- [Activity]
Would you output all the entries below without altering a word?

Top of Data records

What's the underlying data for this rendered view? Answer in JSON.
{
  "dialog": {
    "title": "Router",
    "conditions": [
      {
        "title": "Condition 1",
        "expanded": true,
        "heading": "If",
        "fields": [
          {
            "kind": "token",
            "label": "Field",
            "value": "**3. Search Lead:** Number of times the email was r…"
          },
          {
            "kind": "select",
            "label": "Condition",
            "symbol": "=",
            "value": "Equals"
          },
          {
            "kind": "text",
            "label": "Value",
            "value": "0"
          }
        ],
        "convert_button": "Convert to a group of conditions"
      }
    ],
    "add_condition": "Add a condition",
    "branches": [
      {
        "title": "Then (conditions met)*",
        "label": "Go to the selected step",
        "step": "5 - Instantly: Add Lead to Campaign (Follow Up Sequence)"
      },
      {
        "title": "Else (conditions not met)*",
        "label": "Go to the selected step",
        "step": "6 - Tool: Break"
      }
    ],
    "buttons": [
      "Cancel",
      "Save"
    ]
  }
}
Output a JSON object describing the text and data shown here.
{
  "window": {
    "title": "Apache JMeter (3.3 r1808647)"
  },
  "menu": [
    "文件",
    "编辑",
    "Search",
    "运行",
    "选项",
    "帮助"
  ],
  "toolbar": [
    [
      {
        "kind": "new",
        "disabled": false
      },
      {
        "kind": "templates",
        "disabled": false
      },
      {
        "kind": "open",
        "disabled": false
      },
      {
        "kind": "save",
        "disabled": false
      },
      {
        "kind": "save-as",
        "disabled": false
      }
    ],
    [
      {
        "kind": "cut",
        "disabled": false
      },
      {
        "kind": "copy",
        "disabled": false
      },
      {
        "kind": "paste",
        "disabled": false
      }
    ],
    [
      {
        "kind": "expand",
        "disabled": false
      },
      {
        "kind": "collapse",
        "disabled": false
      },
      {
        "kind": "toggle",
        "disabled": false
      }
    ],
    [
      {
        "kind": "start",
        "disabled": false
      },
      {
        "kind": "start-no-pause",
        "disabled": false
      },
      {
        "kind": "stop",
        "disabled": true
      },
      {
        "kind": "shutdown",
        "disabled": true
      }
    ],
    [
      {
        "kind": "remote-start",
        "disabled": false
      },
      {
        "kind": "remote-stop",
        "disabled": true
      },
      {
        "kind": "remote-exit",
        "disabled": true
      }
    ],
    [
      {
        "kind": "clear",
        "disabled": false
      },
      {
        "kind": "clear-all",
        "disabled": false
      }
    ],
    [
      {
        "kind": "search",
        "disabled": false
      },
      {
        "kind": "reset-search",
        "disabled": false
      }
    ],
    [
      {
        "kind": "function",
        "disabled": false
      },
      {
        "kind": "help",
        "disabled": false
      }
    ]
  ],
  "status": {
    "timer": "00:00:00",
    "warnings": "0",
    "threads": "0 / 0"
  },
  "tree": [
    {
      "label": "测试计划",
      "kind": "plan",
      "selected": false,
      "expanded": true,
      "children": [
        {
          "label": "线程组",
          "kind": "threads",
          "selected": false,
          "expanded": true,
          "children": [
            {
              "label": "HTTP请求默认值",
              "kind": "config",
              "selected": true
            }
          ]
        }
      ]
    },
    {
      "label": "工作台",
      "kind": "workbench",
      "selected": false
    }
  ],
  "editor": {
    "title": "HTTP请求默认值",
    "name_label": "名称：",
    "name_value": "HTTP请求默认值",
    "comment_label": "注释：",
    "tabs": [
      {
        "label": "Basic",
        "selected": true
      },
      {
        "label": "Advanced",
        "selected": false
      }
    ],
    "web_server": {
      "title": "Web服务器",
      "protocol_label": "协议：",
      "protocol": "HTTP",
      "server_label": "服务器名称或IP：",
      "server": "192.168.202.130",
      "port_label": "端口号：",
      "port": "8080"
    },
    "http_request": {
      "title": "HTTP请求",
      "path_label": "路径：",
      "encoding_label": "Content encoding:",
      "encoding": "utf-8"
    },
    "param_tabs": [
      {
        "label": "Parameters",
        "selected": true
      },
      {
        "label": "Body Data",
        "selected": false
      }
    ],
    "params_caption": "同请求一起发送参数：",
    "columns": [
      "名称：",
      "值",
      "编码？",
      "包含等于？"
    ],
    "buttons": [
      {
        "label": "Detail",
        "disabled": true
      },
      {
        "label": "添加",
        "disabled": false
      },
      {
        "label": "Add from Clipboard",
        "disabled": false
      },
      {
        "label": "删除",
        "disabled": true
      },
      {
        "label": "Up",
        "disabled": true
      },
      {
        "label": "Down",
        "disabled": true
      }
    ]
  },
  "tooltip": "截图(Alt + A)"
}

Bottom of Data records

- [Written answer]
What's the underlying data for this rendered view? Answer in JSON.
{
  "dialog": {
    "title": "Router",
    "conditions": [
      {
        "title": "Condition 1",
        "expanded": true,
        "heading": "If",
        "fields": [
          {
            "kind": "token",
            "label": "Field",
            "value": "**3. Search Lead:** Number of times the email was r…"
          },
          {
            "kind": "select",
            "label": "Condition",
            "symbol": "=",
            "value": "Equals"
          },
          {
            "kind": "text",
            "label": "Value",
            "value": "0"
          }
        ],
        "convert_button": "Convert to a group of conditions"
      }
    ],
    "add_condition": "Add a condition",
    "branches": [
      {
        "title": "Then (conditions met)*",
        "label": "Go to the selected step",
        "step": "5 - Instantly: Add Lead to Campaign (Follow Up Sequence)"
      },
      {
        "title": "Else (conditions not met)*",
        "label": "Go to the selected step",
        "step": "6 - Tool: Break"
      }
    ],
    "buttons": [
      "Cancel",
      "Save"
    ]
  }
}
Output a JSON object describing the text and data shown here.
{
  "window": {
    "title": "Apache JMeter (3.3 r1808647)"
  },
  "menu": [
    "文件",
    "编辑",
    "Search",
    "运行",
    "选项",
    "帮助"
  ],
  "toolbar": [
    [
      {
        "kind": "new",
        "disabled": false
      },
      {
        "kind": "templates",
        "disabled": false
      },
      {
        "kind": "open",
        "disabled": false
      },
      {
        "kind": "save",
        "disabled": false
      },
      {
        "kind": "save-as",
        "disabled": false
      }
    ],
    [
      {
        "kind": "cut",
        "disabled": false
      },
      {
        "kind": "copy",
        "disabled": false
      },
      {
        "kind": "paste",
        "disabled": false
      }
    ],
    [
      {
        "kind": "expand",
        "disabled": false
      },
      {
        "kind": "collapse",
        "disabled": false
      },
      {
        "kind": "toggle",
        "disabled": false
      }
    ],
    [
      {
        "kind": "start",
        "disabled": false
      },
      {
        "kind": "start-no-pause",
        "disabled": false
      },
      {
        "kind": "stop",
        "disabled": true
      },
      {
        "kind": "shutdown",
        "disabled": true
      }
    ],
    [
      {
        "kind": "remote-start",
        "disabled": false
      },
      {
        "kind": "remote-stop",
        "disabled": true
      },
      {
        "kind": "remote-exit",
        "disabled": true
      }
    ],
    [
      {
        "kind": "clear",
        "disabled": false
      },
      {
        "kind": "clear-all",
        "disabled": false
      }
    ],
    [
      {
        "kind": "search",
        "disabled": false
      },
      {
        "kind": "reset-search",
        "disabled": false
      }
    ],
    [
      {
        "kind": "function",
        "disabled": false
      },
      {
        "kind": "help",
        "disabled": false
      }
    ]
  ],
  "status": {
    "timer": "00:00:00",
    "warnings": "0",
    "threads": "0 / 0"
  },
  "tree": [
    {
      "label": "测试计划",
      "kind": "plan",
      "selected": false,
      "expanded": true,
      "children": [
        {
          "label": "线程组",
          "kind": "threads",
          "selected": false,
          "expanded": true,
          "children": [
            {
              "label": "HTTP请求默认值",
              "kind": "config",
              "selected": true
            }
          ]
        }
      ]
    },
    {
      "label": "工作台",
      "kind": "workbench",
      "selected": false
    }
  ],
  "editor": {
    "title": "HTTP请求默认值",
    "name_label": "名称：",
    "name_value": "HTTP请求默认值",
    "comment_label": "注释：",
    "tabs": [
      {
        "label": "Basic",
        "selected": true
      },
      {
        "label": "Advanced",
        "selected": false
      }
    ],
    "web_server": {
      "title": "Web服务器",
      "protocol_label": "协议：",
      "protocol": "HTTP",
      "server_label": "服务器名称或IP：",
      "server": "192.168.202.130",
      "port_label": "端口号：",
      "port": "8080"
    },
    "http_request": {
      "title": "HTTP请求",
      "path_label": "路径：",
      "encoding_label": "Content encoding:",
      "encoding": "utf-8"
    },
    "param_tabs": [
      {
        "label": "Parameters",
        "selected": true
      },
      {
        "label": "Body Data",
        "selected": false
      }
    ],
    "params_caption": "同请求一起发送参数：",
    "columns": [
      "名称：",
      "值",
      "编码？",
      "包含等于？"
    ],
    "buttons": [
      {
        "label": "Detail",
        "disabled": true
      },
      {
        "label": "添加",
        "disabled": false
      },
      {
        "label": "Add from Clipboard",
        "disabled": false
      },
      {
        "label": "删除",
        "disabled": true
      },
      {
        "label": "Up",
        "disabled": true
      },
      {
        "label": "Down",
        "disabled": true
      }
    ]
  },
  "tooltip": "截图(Alt + A)"
}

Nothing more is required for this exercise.